**YOUR TASK:** Once every line in the data that follows has been checked for the word "title", give only the number of lines that hold it.
§ §
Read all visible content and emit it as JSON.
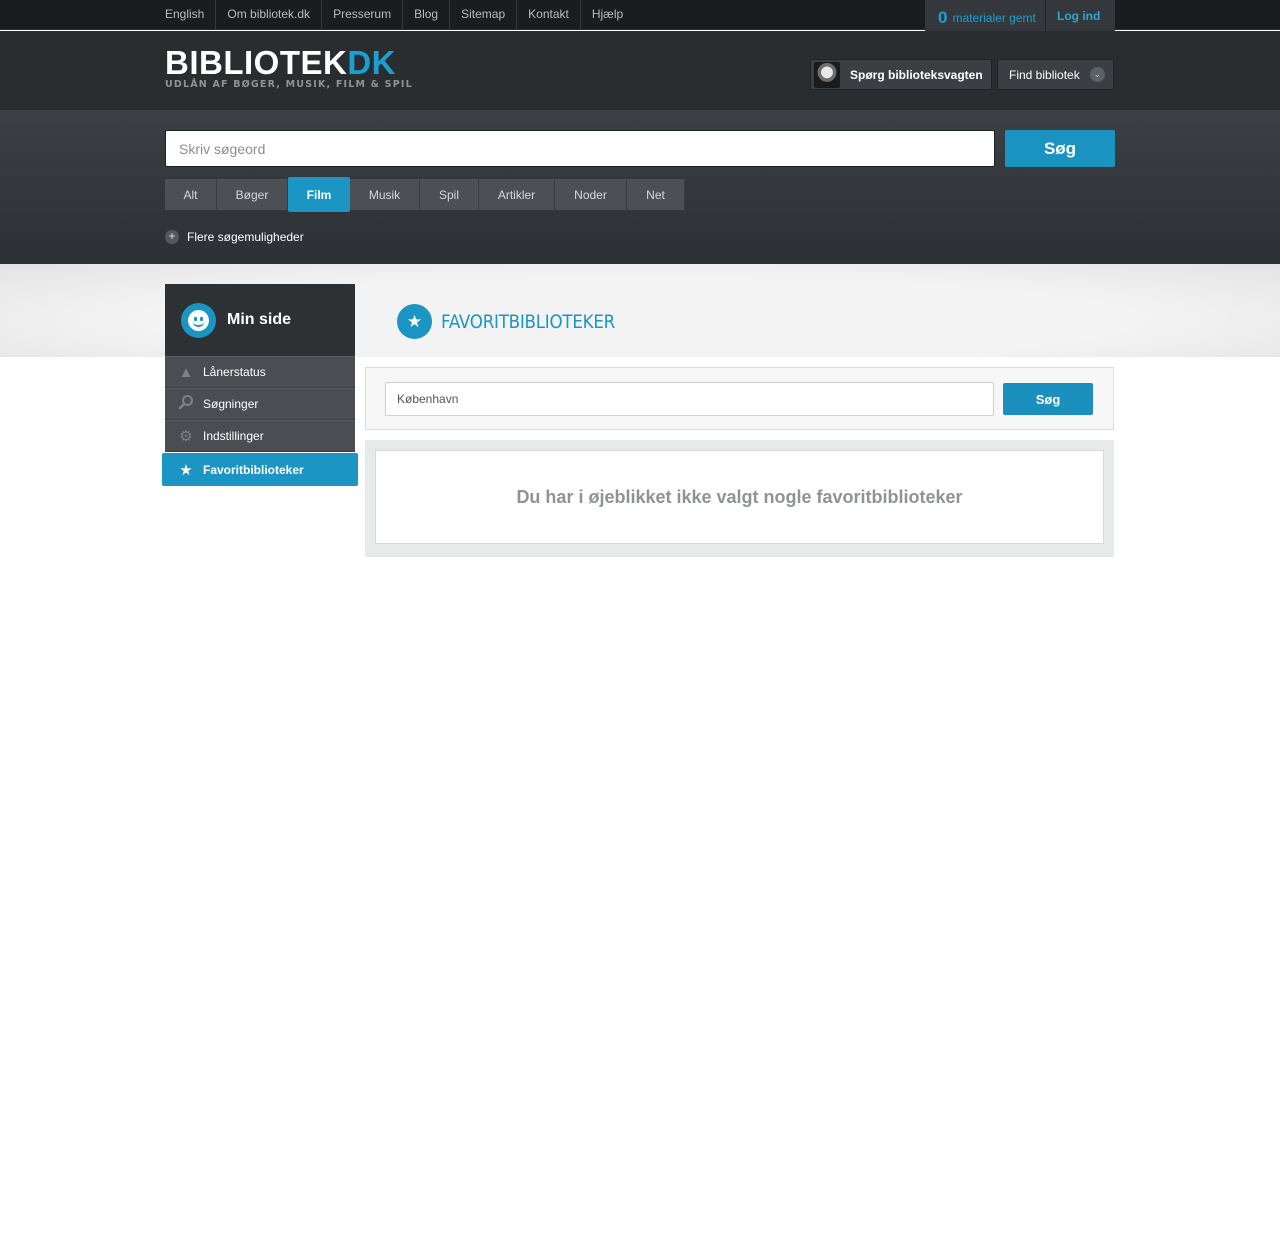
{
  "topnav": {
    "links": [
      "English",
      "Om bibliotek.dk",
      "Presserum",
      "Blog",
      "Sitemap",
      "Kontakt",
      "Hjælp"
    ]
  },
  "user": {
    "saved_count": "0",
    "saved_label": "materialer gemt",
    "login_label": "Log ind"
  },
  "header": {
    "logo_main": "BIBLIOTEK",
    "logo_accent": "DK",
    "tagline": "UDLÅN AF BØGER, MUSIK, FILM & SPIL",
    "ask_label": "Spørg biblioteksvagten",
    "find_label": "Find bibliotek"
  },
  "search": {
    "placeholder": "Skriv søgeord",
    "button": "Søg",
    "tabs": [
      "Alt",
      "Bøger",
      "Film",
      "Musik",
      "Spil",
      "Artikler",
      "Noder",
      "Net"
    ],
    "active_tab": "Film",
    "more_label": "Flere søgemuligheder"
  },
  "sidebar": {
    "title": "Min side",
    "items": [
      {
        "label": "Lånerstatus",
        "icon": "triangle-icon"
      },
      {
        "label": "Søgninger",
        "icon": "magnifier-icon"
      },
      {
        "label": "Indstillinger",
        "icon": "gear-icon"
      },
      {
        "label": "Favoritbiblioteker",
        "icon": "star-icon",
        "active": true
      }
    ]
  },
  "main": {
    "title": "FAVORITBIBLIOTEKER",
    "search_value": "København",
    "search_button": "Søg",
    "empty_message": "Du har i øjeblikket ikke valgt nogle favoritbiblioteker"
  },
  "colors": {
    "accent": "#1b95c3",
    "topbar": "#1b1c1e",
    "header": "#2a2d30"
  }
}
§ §
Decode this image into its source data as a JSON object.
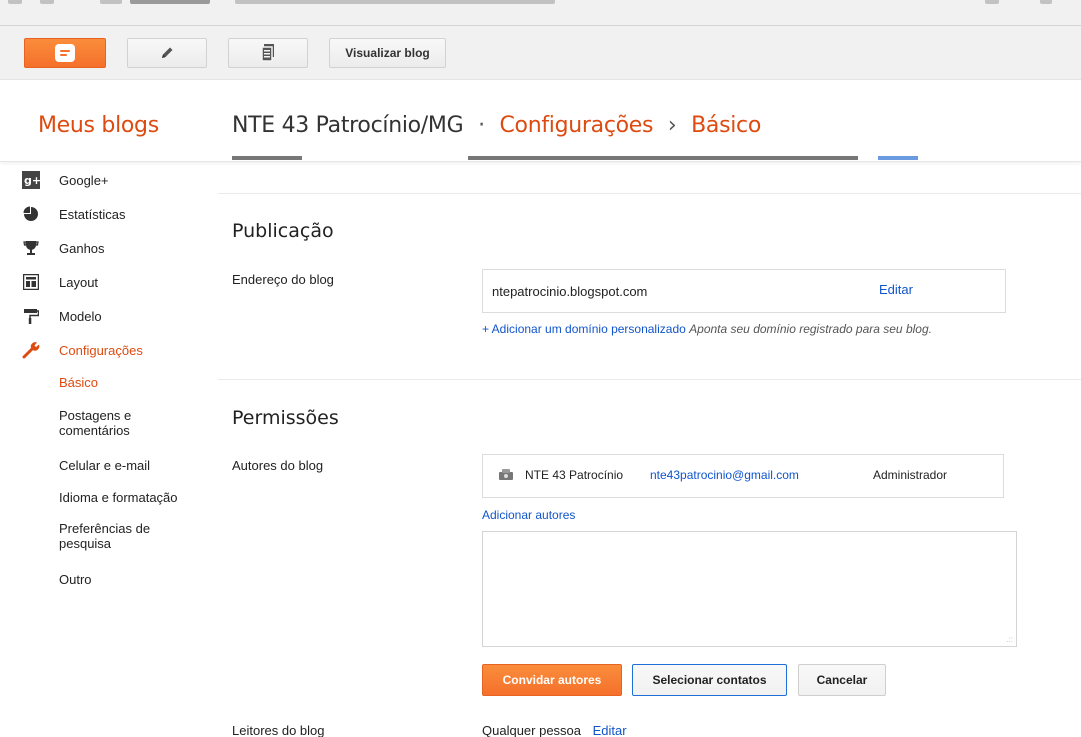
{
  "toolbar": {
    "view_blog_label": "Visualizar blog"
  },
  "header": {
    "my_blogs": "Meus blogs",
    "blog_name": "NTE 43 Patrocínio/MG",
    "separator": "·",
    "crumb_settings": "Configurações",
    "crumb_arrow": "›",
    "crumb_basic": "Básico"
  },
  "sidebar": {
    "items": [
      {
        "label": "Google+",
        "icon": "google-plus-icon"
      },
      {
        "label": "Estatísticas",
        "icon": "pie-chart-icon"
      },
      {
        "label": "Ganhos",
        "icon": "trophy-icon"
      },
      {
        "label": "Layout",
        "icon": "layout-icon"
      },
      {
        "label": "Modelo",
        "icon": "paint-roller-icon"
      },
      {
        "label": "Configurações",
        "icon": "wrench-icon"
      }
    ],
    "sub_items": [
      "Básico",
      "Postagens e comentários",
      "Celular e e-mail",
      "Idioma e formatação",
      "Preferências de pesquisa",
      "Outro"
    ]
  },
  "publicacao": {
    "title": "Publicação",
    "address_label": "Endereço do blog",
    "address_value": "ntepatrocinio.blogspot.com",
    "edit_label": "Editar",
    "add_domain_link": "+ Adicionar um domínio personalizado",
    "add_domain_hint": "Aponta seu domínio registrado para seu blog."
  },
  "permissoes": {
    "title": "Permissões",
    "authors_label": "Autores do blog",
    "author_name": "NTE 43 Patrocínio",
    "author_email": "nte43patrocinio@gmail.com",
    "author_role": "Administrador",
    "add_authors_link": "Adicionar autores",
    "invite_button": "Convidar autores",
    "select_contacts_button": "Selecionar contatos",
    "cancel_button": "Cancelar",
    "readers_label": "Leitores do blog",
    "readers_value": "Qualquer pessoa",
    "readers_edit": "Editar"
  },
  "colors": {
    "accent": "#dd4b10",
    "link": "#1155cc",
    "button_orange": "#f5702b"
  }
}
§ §
**SOLUTION BELOW:** 4